TERRIBLE! I am capable of doing a 26 minute 5k, and I run at an 8:30 pace during races. This was unacceptable! I Started out strong. I noticed My pace was a 7:30 and in my mind I saw my coach yelling at me and throwing her shoe at me to tell me to slow down....negative splits! I slowed my pace to an 8:30 and ran. I was doing great, all the way up until I hit the gravel path. Then I noticed my pace slow to 10:22. I found the best solution was to run in the grass next to the path, which still slowed me down from a normal asphalt pace, but sped me up from the gravel path. I finished mile 2 with a 9:27 pace. After coming out of the gravel hell, it was nice to see my MSM teammate there cheering "Go Madness!!". His son was running behind me and he was following him on the run to keep him going. It was a nice encouragement for me though too...i saw him 3 more times on the run, each time it was awesome. Hills and fatigue kicked in quickly. It was all mental though. I knew I was almost done and I was starting to go into celebration mode before the race was even done. I finished the last mile at 9:43. Now this is where it is strange...do the math...I should have had a sub 30 5k. It takes around a 9:40 pace to do that. Somewhere they messed up. I have learned a long time ago not to zigzag on the coarse, so I ran straight and true. Still though my Garmin said I ran over 3.25 miles. It should have been around 3.1, give or take a little with GPS failure. Anyways it was what it was. I have also learned not to worry and complain about discrepancies. If I want to finish sooner then I should run faster.
Finish Time: 1:26:19:95
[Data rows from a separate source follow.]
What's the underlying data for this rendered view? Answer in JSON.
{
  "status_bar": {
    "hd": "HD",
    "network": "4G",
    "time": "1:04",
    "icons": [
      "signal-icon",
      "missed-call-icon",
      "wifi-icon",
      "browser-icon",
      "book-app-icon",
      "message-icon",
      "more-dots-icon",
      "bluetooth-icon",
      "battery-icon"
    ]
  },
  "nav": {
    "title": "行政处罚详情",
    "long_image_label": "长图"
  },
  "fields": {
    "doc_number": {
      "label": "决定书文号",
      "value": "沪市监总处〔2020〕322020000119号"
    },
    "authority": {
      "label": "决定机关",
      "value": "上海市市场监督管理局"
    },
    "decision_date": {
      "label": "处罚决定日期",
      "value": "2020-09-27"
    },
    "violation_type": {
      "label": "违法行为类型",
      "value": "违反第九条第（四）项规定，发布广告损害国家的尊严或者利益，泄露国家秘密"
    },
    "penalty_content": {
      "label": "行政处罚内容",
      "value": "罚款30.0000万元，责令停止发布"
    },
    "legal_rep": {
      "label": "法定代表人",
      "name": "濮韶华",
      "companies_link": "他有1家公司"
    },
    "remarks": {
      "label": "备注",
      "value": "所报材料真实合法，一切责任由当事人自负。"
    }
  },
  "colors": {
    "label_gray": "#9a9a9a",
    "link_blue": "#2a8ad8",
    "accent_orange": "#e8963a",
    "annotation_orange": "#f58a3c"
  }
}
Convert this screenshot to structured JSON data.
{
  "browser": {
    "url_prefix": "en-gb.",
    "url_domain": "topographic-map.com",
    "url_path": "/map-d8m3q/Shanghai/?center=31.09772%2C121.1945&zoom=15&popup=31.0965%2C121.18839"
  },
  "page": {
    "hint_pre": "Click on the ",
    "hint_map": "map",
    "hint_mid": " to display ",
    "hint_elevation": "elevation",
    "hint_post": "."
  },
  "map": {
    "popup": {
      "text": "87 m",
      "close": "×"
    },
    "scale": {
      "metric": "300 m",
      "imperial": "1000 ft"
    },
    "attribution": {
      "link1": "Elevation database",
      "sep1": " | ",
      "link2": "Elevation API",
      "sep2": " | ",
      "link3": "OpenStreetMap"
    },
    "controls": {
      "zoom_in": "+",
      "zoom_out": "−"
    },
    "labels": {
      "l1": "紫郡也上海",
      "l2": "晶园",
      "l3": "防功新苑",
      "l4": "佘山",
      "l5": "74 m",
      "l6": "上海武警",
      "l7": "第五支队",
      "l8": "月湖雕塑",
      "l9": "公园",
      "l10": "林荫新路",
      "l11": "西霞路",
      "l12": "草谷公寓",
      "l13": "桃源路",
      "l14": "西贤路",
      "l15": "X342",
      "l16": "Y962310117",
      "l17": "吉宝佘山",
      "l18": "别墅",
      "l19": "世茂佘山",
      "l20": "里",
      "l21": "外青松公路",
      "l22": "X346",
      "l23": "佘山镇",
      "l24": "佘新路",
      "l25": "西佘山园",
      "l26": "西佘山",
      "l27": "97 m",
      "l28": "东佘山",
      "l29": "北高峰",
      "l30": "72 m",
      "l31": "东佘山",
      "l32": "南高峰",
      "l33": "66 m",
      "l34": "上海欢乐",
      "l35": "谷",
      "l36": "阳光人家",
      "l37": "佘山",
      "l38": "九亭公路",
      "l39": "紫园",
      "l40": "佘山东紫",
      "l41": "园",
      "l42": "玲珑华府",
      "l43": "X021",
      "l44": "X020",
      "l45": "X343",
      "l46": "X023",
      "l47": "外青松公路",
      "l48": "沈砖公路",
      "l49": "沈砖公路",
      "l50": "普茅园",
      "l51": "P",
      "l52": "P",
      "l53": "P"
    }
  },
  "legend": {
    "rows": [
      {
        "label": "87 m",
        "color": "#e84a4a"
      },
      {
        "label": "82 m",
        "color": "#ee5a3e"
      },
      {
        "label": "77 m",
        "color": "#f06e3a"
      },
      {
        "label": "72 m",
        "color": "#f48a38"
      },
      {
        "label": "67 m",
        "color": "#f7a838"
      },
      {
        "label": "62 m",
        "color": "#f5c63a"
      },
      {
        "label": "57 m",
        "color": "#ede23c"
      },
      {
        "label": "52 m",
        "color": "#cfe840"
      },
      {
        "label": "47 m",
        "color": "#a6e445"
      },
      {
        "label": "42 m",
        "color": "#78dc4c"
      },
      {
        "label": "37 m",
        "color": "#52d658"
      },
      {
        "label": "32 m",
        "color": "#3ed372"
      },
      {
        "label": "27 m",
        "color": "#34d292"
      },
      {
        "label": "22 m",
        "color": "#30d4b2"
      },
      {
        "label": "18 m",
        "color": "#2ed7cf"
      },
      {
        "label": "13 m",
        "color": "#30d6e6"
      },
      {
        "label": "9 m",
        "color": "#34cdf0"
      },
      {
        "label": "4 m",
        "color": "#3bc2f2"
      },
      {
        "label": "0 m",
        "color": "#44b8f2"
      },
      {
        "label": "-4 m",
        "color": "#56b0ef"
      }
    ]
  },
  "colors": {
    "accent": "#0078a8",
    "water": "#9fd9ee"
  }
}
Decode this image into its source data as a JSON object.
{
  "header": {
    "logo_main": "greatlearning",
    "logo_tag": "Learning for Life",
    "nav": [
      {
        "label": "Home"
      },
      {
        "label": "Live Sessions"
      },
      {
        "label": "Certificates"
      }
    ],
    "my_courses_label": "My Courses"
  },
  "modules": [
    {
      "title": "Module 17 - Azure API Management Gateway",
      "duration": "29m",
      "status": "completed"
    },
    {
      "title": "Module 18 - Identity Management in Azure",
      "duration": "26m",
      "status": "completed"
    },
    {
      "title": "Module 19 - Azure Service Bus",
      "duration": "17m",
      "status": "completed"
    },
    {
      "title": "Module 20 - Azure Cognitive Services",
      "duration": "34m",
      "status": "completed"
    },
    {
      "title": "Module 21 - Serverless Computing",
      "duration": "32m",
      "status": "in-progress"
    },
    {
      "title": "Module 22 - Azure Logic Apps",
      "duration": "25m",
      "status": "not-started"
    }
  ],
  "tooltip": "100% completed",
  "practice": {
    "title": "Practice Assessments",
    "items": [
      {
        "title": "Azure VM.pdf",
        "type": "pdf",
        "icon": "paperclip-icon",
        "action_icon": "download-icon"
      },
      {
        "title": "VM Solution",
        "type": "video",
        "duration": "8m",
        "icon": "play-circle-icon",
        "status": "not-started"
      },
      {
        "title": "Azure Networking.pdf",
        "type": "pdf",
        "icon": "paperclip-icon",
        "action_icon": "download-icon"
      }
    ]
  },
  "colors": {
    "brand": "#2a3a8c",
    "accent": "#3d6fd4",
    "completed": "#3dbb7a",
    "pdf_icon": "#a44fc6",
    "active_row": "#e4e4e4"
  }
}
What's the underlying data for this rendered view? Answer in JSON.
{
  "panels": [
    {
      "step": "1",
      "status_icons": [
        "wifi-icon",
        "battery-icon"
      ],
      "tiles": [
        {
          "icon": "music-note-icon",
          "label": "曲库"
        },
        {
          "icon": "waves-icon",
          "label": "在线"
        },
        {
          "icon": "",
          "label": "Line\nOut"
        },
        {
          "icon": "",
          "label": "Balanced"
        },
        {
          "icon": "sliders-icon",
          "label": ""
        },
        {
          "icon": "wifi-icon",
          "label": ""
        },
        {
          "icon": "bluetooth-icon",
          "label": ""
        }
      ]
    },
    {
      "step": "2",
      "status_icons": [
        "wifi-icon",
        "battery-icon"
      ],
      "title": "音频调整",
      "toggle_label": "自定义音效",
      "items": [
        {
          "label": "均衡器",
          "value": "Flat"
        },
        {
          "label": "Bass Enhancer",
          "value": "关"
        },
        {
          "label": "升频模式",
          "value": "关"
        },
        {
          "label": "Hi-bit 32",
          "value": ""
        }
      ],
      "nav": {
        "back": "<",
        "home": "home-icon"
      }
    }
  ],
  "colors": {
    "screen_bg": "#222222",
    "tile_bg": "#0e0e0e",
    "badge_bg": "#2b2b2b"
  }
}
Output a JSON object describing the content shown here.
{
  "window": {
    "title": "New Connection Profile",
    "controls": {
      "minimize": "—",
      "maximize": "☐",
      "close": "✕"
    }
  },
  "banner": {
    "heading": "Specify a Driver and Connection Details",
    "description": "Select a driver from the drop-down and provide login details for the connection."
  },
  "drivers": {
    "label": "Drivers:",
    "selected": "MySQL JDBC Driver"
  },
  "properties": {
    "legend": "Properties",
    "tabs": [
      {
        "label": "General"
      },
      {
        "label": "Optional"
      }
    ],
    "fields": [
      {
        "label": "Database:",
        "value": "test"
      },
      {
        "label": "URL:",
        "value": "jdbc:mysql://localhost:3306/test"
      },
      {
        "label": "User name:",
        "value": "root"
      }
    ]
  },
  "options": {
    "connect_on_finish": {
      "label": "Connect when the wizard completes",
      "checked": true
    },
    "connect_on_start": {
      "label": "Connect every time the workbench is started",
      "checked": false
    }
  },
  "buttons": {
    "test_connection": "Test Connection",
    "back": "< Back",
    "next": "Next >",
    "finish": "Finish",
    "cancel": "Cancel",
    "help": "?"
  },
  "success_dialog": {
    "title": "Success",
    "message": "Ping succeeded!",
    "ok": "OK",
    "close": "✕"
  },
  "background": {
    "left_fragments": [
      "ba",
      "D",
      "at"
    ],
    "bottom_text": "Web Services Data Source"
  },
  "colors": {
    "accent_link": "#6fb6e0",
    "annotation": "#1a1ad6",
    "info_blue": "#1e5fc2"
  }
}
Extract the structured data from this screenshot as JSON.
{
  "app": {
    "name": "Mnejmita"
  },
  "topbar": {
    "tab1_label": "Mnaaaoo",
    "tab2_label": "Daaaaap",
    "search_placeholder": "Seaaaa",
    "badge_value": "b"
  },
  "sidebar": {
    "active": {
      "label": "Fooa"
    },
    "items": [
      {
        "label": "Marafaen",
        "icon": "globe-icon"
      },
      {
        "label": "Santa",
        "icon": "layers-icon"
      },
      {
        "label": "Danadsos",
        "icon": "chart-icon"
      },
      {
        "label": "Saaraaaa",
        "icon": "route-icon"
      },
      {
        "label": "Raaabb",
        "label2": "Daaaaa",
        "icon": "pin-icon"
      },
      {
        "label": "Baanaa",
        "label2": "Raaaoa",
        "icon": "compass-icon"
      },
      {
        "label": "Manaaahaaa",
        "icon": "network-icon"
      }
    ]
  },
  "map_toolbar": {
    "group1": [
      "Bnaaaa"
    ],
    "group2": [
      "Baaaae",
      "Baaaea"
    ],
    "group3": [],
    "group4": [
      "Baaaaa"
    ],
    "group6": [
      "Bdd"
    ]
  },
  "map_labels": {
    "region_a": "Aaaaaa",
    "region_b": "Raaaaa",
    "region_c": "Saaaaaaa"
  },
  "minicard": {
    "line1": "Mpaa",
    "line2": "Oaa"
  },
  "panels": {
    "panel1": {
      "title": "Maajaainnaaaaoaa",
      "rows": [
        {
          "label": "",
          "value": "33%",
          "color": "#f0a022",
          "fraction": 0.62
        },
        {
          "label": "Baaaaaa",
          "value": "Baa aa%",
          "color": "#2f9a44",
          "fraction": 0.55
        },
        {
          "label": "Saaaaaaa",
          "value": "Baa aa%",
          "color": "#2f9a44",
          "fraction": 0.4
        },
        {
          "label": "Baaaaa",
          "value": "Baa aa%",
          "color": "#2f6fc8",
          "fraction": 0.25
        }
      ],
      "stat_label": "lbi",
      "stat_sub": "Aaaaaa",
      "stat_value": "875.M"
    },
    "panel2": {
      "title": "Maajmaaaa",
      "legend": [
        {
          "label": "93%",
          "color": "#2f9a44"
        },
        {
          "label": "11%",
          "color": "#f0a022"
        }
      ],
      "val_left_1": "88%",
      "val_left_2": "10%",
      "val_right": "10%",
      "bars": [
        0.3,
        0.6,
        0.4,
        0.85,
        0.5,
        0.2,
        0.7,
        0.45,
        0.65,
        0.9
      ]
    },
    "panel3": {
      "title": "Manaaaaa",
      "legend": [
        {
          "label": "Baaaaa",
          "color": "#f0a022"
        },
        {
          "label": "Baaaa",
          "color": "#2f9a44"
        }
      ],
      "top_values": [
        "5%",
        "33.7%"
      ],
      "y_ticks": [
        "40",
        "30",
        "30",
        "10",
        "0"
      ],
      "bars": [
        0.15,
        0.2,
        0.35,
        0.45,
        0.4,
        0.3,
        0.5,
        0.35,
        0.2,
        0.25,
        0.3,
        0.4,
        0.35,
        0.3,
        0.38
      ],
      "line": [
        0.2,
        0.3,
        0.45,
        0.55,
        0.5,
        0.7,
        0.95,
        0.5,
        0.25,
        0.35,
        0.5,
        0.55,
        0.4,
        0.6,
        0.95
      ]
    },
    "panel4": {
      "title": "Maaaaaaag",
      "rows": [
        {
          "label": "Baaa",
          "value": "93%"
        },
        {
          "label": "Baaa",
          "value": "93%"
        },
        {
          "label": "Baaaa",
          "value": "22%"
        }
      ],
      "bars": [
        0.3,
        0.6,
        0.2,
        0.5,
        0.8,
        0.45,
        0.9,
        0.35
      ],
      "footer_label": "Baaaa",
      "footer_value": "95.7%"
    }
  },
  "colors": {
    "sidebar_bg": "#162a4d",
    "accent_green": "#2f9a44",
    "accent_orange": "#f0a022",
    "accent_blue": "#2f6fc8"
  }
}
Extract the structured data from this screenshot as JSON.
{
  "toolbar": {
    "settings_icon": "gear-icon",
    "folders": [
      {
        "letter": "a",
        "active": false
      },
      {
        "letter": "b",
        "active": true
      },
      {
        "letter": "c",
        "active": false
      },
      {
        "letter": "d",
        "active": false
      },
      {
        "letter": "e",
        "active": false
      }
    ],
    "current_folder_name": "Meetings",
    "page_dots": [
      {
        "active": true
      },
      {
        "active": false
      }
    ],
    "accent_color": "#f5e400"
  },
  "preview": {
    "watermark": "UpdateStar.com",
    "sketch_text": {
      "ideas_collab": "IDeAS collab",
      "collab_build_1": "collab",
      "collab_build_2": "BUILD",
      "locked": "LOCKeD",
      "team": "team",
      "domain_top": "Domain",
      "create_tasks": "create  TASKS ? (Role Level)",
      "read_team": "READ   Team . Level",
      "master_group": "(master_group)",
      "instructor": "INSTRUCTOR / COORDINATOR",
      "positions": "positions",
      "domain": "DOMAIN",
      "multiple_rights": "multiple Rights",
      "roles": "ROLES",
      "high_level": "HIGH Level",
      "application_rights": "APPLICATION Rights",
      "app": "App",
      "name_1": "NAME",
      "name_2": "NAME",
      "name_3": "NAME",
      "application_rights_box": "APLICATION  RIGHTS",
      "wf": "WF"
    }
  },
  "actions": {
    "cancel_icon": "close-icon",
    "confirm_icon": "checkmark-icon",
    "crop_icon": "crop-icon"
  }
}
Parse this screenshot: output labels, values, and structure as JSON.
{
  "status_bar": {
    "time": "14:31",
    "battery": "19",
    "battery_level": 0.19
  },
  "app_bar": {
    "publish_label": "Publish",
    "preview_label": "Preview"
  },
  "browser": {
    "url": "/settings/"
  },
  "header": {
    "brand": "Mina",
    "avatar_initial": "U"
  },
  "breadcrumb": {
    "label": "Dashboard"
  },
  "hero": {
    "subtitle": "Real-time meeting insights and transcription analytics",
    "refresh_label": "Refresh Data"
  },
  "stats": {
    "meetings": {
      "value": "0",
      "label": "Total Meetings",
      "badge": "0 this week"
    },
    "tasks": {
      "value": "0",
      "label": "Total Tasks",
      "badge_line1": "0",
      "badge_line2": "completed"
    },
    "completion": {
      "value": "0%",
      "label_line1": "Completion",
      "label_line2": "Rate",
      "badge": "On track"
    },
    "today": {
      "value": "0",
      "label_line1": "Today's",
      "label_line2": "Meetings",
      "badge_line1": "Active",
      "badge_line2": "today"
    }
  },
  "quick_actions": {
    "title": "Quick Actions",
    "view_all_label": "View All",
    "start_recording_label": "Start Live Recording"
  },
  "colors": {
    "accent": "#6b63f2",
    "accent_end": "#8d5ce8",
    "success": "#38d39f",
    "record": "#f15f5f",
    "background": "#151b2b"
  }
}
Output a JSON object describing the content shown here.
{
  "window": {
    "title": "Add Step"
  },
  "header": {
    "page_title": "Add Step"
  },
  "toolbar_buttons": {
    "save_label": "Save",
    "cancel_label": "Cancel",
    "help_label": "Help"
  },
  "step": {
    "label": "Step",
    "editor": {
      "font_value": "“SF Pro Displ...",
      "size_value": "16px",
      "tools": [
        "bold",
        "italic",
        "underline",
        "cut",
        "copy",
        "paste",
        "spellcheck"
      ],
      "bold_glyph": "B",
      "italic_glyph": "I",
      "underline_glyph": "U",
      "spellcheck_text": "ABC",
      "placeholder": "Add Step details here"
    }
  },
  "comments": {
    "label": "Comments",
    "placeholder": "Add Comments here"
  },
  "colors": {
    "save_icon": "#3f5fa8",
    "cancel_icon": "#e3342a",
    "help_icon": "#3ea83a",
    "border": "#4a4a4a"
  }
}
I had no finish goals, this being my first tri, so that will do. next year I will plan on doing a 1:15 or less. Overall I finished 3rd in Clydesdale division. At the time of the awards ceremony, there were a few guys trying to argue their way into that division, so who knows if the ranking will stick. I personally could not care less. Mainly because I raced to be a Clyde's, they probably sucked in AG and decided to try and get into Clyde's. I asked right before the ceremony if there were awards for Clyde's and they said only for 1st and 2nd, so I left.
Overall I had a great time. My entire family came to cheer me on, and even for a sprint drove all over to cheer me on through out the entire race. I love triathlon, and am glad after investing a fortune to do it:) Next up is the Pleasant Prairie Olympic Triathlon!!